So you’ve bought a new home, or just remodeled your existing home. Now you’ve got at least a couple of freshly built walls to cover in whatever manner you desire. Maybe you’ll paint, or maybe you’ll use wallpaper. Either way, the proper steps should be taken to make sure your walls are done up right.
If you’ve just picked out your wallpaper, and you’re anxious to get to work, don’t be tempted to cut corners. It is not a good idea to hang your wallpaper directly onto bare drywall. If you hire an installer, especially a cheap one, you want to make sure he doesn't skip this step to save time. The drywall needs to be properly primed first. No exceptions.
If you skip this step and paste your wallpaper directly onto drywall, you can do some serious damage to the wall. You may not notice any damage done at first, but when it comes time to freshen up the room’s look with new wallpaper, you’ll become keenly aware of the mistake when you try to strip the old wallpaper off.
The gypsum in the drywall has a tendency to overly bond with wallpaper adhesive. The result is wallpaper that has essentially become a part of the wall itself. You’ll be faced with incredible difficulty when it comes time to remove the old wallpaper. Much of the drywall surface may come off with the wallpaper in the process.
So you’ll spend more time working on drywall repair or replacement that could have easily been avoided if the wall had been properly primed. Unless you have experience hanging drywall, chances are you’ll be calling in a contractor to do the repair work for you. It’s worth your time in the beginning to make sure your walls are adequately prepared for wallpaper.
Priming drywall for wallpaper is a pretty simple process, which will provide the perfect surface for proper wallpaper adherence. Select a wallpaper primer that’s best for drywall — usually acrylic, but there are other options too. Apply the primer to the entire wall just as you would do with wall paint. Allow to dry completely, and your drywall is now ready for wallpaper.
Make sure whichever primer you choose, it’s a primer and a sealer in one. A sealer will ensure that your drywall is properly protected from the wallpaper adhesive. As long as the surface of the bare drywall stays separate from the adhesive surface, wallpaper removal will be easy to accomplish without damaging your drywall when the time comes to do so.

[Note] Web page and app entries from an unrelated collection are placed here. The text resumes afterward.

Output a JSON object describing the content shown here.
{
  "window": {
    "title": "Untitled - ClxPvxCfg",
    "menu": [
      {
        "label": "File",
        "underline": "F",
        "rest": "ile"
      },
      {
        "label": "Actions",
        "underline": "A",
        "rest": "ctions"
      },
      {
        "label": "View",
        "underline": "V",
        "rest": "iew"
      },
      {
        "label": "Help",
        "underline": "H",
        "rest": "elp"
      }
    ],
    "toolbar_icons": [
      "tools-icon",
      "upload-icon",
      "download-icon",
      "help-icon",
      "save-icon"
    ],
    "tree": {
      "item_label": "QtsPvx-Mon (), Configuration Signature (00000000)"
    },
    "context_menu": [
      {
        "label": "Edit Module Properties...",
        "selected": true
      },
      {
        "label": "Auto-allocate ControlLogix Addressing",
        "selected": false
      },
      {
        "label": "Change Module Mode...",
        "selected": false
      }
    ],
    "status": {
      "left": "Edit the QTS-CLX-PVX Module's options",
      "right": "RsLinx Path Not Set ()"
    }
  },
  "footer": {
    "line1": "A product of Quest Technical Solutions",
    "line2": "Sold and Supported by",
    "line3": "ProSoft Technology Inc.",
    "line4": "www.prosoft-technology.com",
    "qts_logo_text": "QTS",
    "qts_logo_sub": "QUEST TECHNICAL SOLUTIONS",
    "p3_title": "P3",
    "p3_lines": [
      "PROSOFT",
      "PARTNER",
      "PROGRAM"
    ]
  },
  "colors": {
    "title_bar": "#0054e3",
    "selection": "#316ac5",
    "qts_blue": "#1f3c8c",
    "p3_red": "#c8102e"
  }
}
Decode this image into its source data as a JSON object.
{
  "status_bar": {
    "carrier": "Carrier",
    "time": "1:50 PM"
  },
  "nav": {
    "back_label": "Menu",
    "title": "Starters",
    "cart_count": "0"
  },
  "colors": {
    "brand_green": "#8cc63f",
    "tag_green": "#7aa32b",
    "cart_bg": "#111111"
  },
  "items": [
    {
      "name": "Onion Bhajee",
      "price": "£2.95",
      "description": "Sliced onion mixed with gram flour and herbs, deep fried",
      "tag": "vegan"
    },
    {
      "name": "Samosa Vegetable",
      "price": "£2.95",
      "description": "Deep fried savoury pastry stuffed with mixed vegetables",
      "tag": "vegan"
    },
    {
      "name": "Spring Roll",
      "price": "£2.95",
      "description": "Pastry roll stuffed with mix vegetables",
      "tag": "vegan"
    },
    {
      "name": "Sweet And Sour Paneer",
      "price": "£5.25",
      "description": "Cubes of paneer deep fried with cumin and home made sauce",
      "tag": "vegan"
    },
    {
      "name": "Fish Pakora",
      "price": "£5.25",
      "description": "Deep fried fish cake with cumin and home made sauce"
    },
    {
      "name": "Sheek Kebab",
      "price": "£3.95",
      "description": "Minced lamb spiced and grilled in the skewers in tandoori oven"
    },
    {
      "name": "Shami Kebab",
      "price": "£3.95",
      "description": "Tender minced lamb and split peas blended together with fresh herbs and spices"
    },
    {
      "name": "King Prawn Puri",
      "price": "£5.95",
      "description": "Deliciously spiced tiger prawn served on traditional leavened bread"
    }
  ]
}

If your drywall is already coated with a basic flat paint, you’ll still need to use a primer/sealer to prep the surface for wallpaper. In fact, in any wallpaper installation scenario you’ll most likely need to prime/seal the wall before you hang your paper. It doesn’t take very long, and you’ll be happy you did when it comes time for a new look.